▶ [Exercise instructions]
Go line by line through the records below. Copy whichever lines contain the string "arrow".

▶ [Source material]

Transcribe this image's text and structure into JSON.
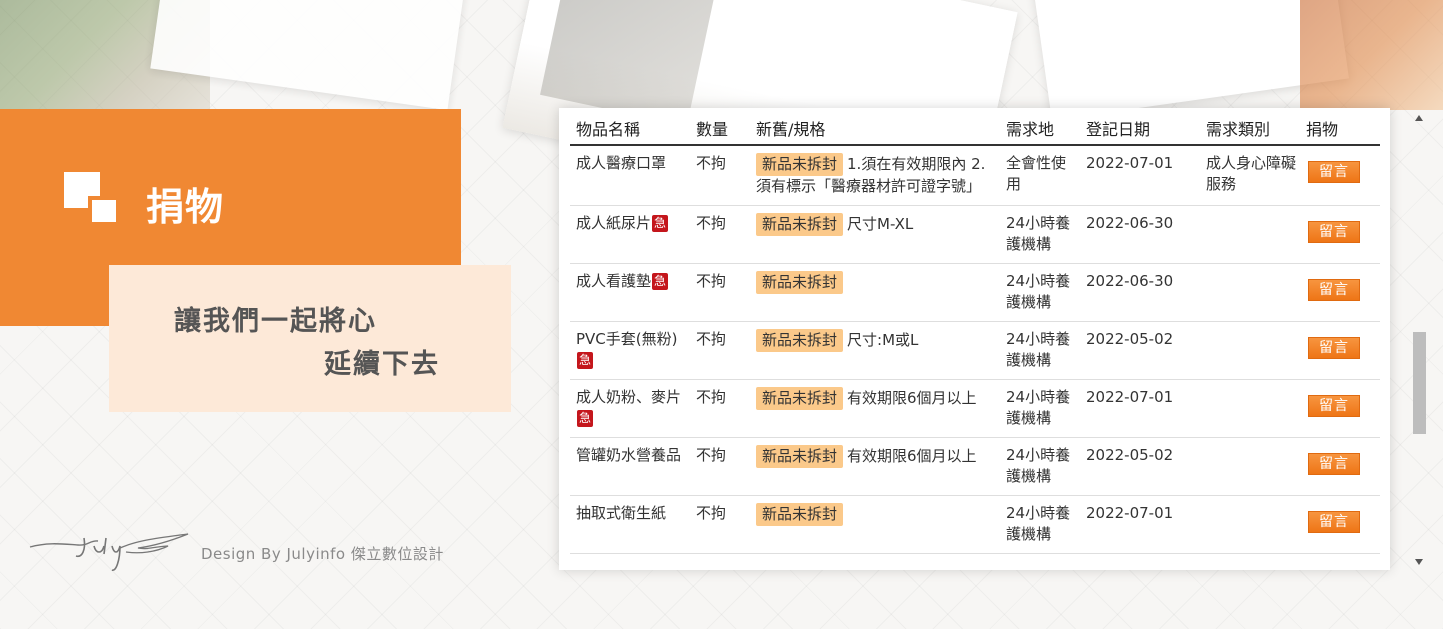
{
  "page": {
    "title": "捐物",
    "slogan_line1": "讓我們一起將心",
    "slogan_line2": "延續下去",
    "credit": "Design By Julyinfo 傑立數位設計"
  },
  "colors": {
    "accent": "#f08833",
    "peach": "#fde9d8",
    "badge_condition": "#fbc98a",
    "badge_urgent": "#c4161c",
    "button": "#f07e22"
  },
  "table": {
    "headers": [
      "物品名稱",
      "數量",
      "新舊/規格",
      "需求地",
      "登記日期",
      "需求類別",
      "捐物"
    ],
    "rows": [
      {
        "name": "成人醫療口罩",
        "urgent": "",
        "qty": "不拘",
        "condition": "新品未拆封",
        "spec": "1.須在有效期限內 2.須有標示「醫療器材許可證字號」",
        "location": "全會性使用",
        "date": "2022-07-01",
        "category": "成人身心障礙服務",
        "action": "留言"
      },
      {
        "name": "成人紙尿片",
        "urgent": "急",
        "qty": "不拘",
        "condition": "新品未拆封",
        "spec": "尺寸M-XL",
        "location": "24小時養護機構",
        "date": "2022-06-30",
        "category": "",
        "action": "留言"
      },
      {
        "name": "成人看護墊",
        "urgent": "急",
        "qty": "不拘",
        "condition": "新品未拆封",
        "spec": "",
        "location": "24小時養護機構",
        "date": "2022-06-30",
        "category": "",
        "action": "留言"
      },
      {
        "name": "PVC手套(無粉)",
        "urgent": "急",
        "qty": "不拘",
        "condition": "新品未拆封",
        "spec": "尺寸:M或L",
        "location": "24小時養護機構",
        "date": "2022-05-02",
        "category": "",
        "action": "留言"
      },
      {
        "name": "成人奶粉、麥片",
        "urgent": "急",
        "qty": "不拘",
        "condition": "新品未拆封",
        "spec": "有效期限6個月以上",
        "location": "24小時養護機構",
        "date": "2022-07-01",
        "category": "",
        "action": "留言"
      },
      {
        "name": "管罐奶水營養品",
        "urgent": "",
        "qty": "不拘",
        "condition": "新品未拆封",
        "spec": "有效期限6個月以上",
        "location": "24小時養護機構",
        "date": "2022-05-02",
        "category": "",
        "action": "留言"
      },
      {
        "name": "抽取式衛生紙",
        "urgent": "",
        "qty": "不拘",
        "condition": "新品未拆封",
        "spec": "",
        "location": "24小時養護機構",
        "date": "2022-07-01",
        "category": "",
        "action": "留言"
      }
    ]
  },
  "icons": {
    "logo": "squares-logo-icon",
    "signature": "july-signature",
    "scroll_up": "scroll-up-arrow-icon",
    "scroll_down": "scroll-down-arrow-icon"
  }
}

▶ [Response]
    "scroll_up": "scroll-up-arrow-icon",
    "scroll_down": "scroll-down-arrow-icon"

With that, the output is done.